(Dataset entries)

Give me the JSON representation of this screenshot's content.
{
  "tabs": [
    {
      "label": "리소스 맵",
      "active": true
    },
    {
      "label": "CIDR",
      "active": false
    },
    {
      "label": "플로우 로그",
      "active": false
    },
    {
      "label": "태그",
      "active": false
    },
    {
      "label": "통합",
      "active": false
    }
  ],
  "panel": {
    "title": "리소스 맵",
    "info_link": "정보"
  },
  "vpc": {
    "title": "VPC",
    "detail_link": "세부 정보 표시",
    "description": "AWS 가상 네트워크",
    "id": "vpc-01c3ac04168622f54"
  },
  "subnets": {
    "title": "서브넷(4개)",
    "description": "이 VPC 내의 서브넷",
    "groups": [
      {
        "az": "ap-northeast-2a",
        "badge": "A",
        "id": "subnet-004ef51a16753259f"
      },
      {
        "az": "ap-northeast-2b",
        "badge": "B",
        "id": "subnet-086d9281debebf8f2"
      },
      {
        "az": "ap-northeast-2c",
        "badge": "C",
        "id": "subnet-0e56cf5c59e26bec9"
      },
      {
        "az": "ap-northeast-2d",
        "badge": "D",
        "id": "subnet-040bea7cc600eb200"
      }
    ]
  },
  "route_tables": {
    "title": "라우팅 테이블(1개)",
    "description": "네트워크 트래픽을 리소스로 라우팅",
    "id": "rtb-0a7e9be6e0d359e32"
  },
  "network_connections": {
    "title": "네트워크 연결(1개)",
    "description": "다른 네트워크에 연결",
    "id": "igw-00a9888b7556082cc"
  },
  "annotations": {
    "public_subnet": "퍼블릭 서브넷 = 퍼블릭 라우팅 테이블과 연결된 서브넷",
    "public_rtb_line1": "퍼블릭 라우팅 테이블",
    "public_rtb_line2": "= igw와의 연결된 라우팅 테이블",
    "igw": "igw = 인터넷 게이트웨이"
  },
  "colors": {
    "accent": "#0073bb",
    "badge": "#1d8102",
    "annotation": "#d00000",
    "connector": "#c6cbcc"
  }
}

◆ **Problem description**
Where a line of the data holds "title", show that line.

◆ **Answer to the problem**
    "title": "리소스 맵",
    "title": "VPC",
    "title": "서브넷(4개)",
    "title": "라우팅 테이블(1개)",
    "title": "네트워크 연결(1개)",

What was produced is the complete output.